Friday, February 26, 2010
As I shared in my lecture, the literature scholars Sandra Gilbert and Susan Gubar identify rage as the feeling core of madness. Of course, there are madmen as well as madwomen, and The Wolfman (2010) explores male rage. Fairytale and monster stories of all kinds can be read as explorations of the human psyche and, by looking at Wolfman in this way, we can appreciate the film's speculations about men, women, and rage.
Thursday, February 25, 2010
Thank you to all who attended my Lecture last Thursday, February 18. Response to the lecture has been so warm--and so plentiful--that it has inspired me to continue the conversation about gender, madness, and creativity here. There is so much more I would like to share with you about the topic. Here is a place we can continue the conversation.
Wednesday, February 24, 2010
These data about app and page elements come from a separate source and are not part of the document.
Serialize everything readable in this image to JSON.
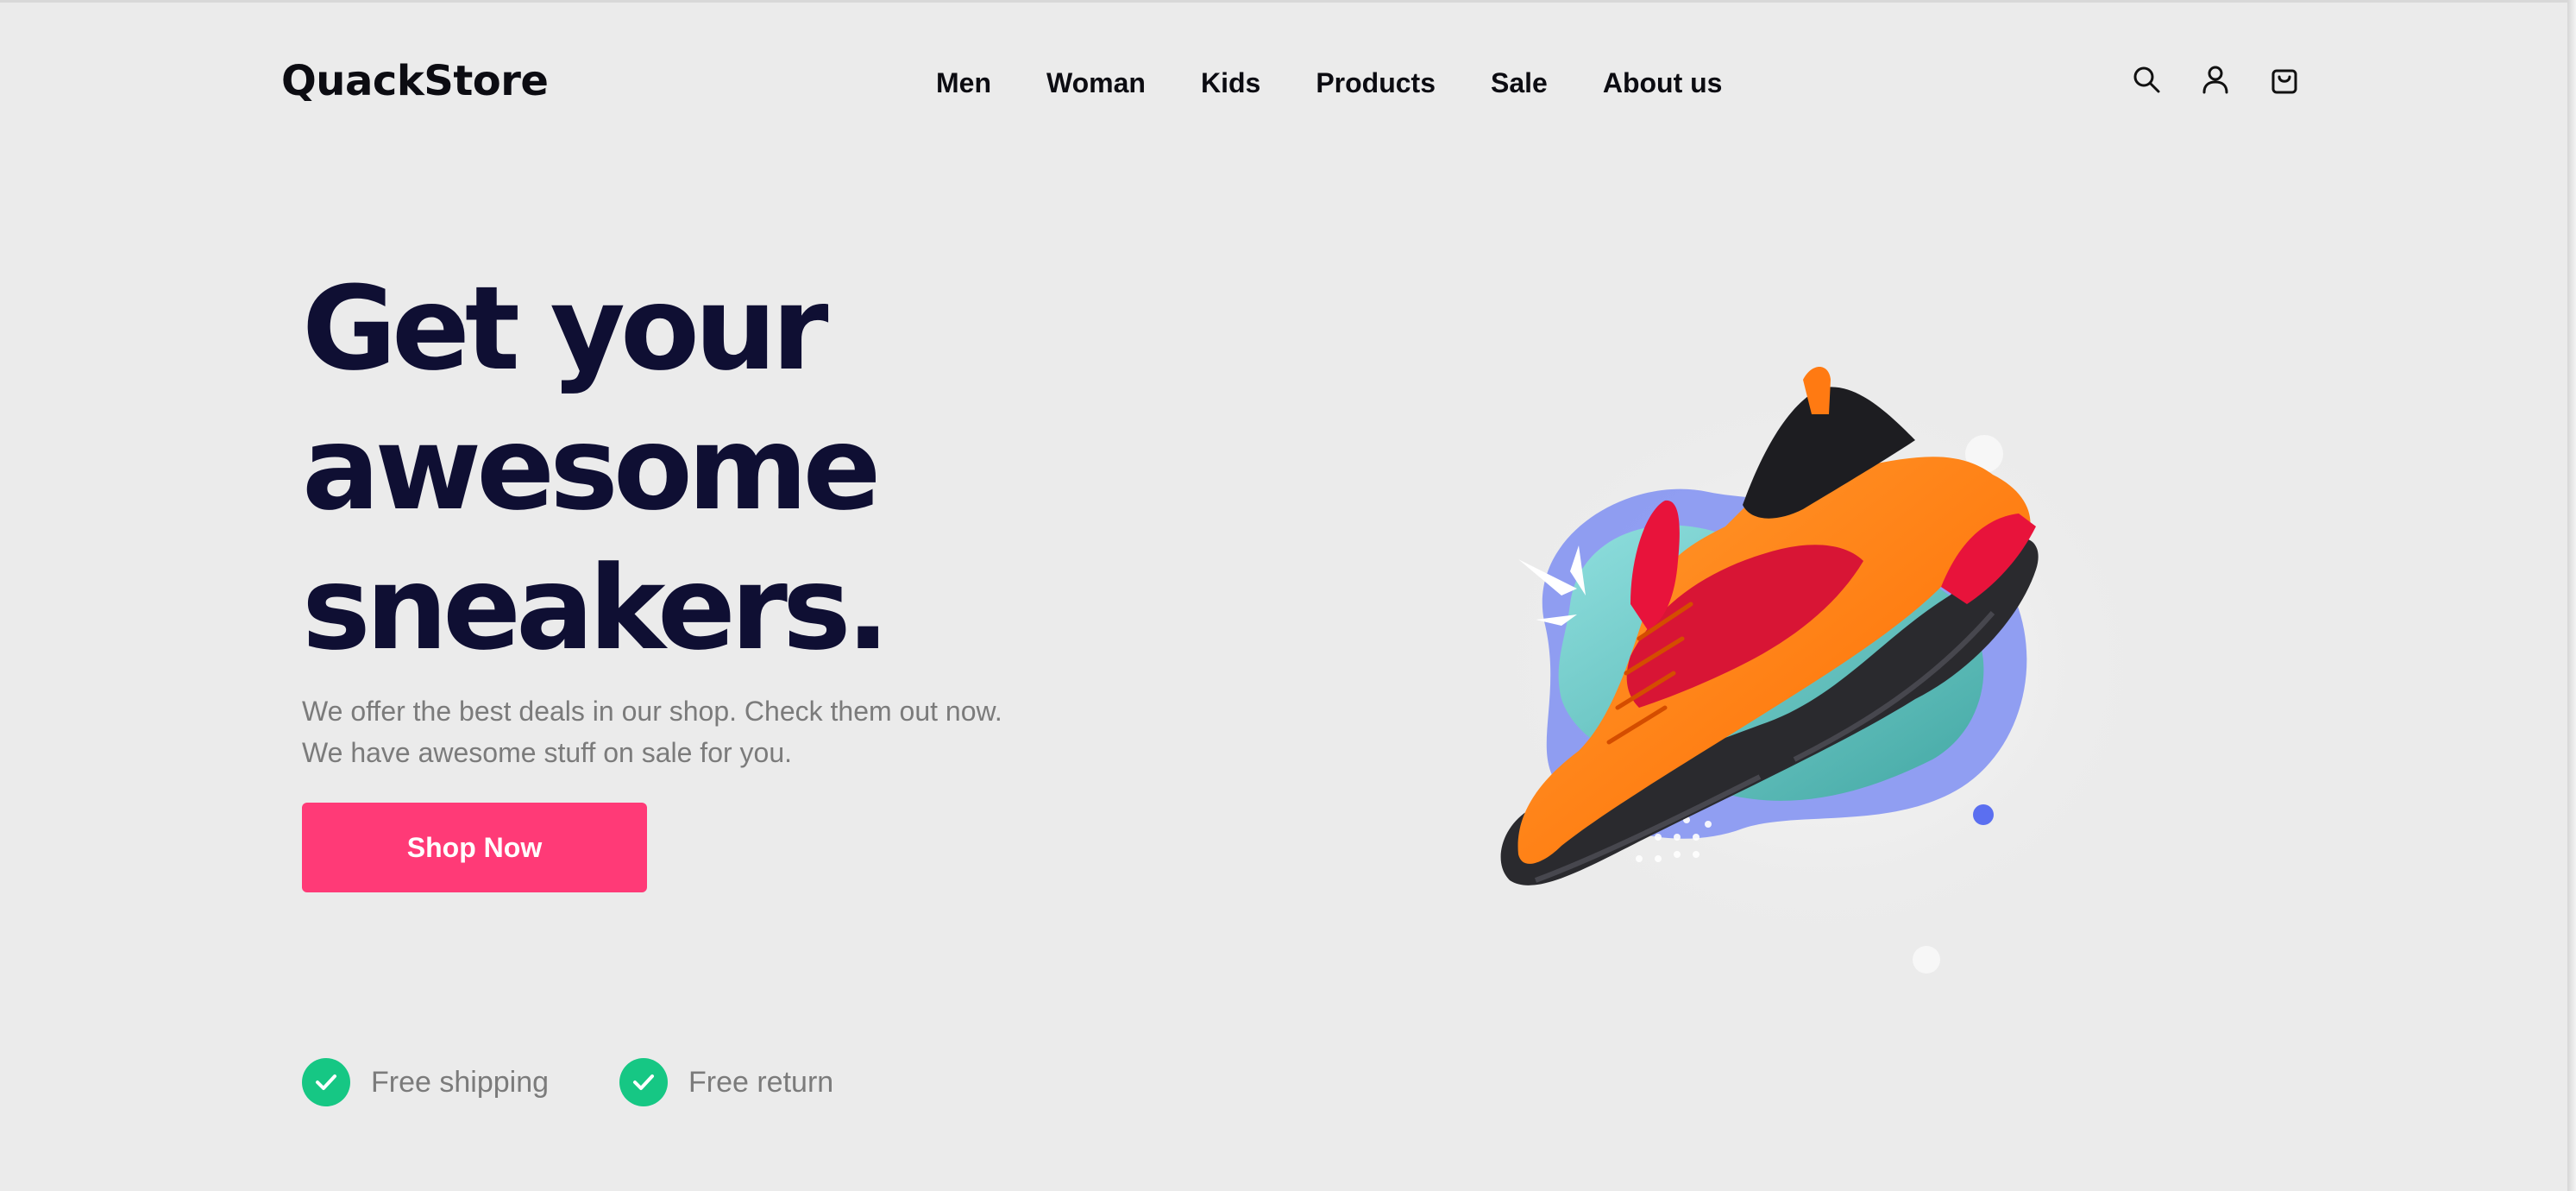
{
  "header": {
    "brand": "QuackStore",
    "nav": [
      "Men",
      "Woman",
      "Kids",
      "Products",
      "Sale",
      "About us"
    ],
    "icons": [
      "search-icon",
      "user-icon",
      "shopping-bag-icon"
    ]
  },
  "hero": {
    "title_lines": [
      "Get your",
      "awesome",
      "sneakers."
    ],
    "subtitle_lines": [
      "We offer the best deals in our shop. Check them out now.",
      "We have awesome stuff on sale for you."
    ],
    "cta_label": "Shop Now"
  },
  "perks": [
    "Free shipping",
    "Free return"
  ],
  "colors": {
    "background": "#ebebeb",
    "headline": "#0f0f33",
    "cta": "#ff3a77",
    "check": "#16c784",
    "muted_text": "#7b7b7b",
    "sneaker_primary": "#ff7a12",
    "sneaker_sole": "#2a2a2e",
    "sneaker_accent": "#e8133b"
  }
}
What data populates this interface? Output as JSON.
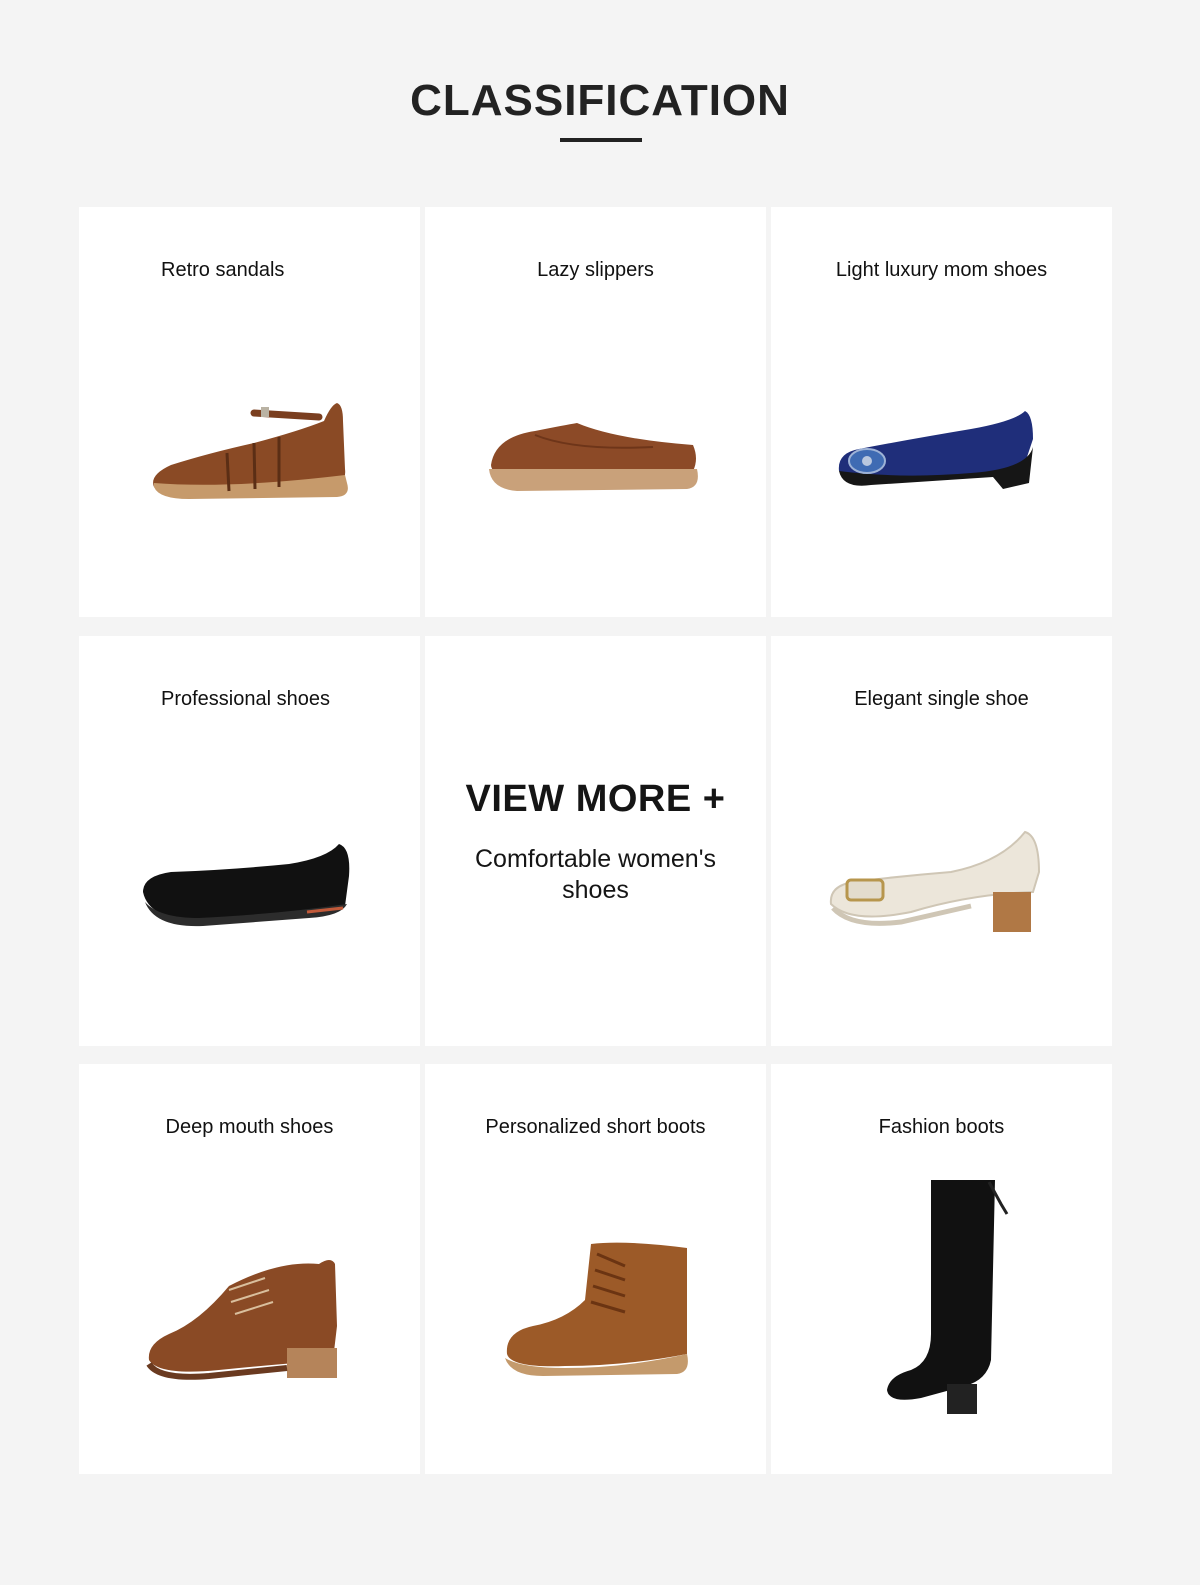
{
  "header": {
    "title": "CLASSIFICATION"
  },
  "categories": [
    {
      "label": "Retro sandals",
      "icon": "retro-sandal-image"
    },
    {
      "label": "Lazy slippers",
      "icon": "lazy-slipper-image"
    },
    {
      "label": "Light luxury mom shoes",
      "icon": "blue-wedge-flat-image"
    },
    {
      "label": "Professional shoes",
      "icon": "black-flat-image"
    },
    {
      "label": "Elegant single shoe",
      "icon": "cream-pump-image"
    },
    {
      "label": "Deep mouth shoes",
      "icon": "brown-oxford-heel-image"
    },
    {
      "label": "Personalized short boots",
      "icon": "tan-ankle-boot-image"
    },
    {
      "label": "Fashion boots",
      "icon": "black-knee-boot-image"
    }
  ],
  "view_more": {
    "title": "VIEW MORE +",
    "subtitle": "Comfortable women's shoes"
  },
  "colors": {
    "page_background": "#f4f4f4",
    "card_background": "#ffffff",
    "text": "#1a1a1a",
    "brown_leather": "#8a4a25",
    "navy_leather": "#1f2e7a",
    "cream_leather": "#ece6da",
    "black_leather": "#111111"
  }
}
Movies love to picture madness. Making movies--or watching them--offers a way for the culture to consider every possible variety of madness. Movies let us consider what madness is, what causes madness, what sorts of havoc madness wreaks, what sanity might consist of, and what options we have for avoiding or surviving madness. It's a mad, mad world, and we see why--and what to do about it--whenever we watch movies. Stay tuned for a discussion of The Wolfman, which explores the madness of rage. Men, women, love, and rage.